• **Exercise objective**: What lines below hold the string "Sessions"? Copy them all.

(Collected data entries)
============

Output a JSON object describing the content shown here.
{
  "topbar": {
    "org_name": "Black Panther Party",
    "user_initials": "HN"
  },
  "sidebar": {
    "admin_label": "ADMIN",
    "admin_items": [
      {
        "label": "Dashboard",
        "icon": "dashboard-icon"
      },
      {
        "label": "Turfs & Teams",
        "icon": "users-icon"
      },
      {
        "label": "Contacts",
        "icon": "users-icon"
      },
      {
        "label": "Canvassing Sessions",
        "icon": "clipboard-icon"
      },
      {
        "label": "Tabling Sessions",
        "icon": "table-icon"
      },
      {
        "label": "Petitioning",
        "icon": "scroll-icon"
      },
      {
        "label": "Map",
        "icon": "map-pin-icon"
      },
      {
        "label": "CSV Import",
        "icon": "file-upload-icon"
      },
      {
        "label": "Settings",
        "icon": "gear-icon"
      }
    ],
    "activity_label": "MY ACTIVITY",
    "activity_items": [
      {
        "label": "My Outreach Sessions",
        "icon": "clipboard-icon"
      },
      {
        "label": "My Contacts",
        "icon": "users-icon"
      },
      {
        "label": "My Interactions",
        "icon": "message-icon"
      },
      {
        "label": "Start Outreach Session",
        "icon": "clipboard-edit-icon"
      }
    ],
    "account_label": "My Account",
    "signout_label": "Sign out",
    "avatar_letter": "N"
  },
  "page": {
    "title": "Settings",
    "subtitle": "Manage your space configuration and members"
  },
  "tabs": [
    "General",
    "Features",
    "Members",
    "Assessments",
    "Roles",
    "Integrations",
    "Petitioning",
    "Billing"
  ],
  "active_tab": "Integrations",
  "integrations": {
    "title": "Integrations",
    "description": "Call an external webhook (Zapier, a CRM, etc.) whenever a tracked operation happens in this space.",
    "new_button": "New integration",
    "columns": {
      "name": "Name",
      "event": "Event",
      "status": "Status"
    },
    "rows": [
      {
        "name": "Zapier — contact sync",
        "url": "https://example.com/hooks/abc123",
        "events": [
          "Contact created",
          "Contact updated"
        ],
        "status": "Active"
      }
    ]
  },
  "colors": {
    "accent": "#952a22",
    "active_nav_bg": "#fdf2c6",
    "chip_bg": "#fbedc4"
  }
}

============

• **Task output**:
        "label": "Canvassing Sessions",
        "label": "Tabling Sessions",
        "label": "My Outreach Sessions",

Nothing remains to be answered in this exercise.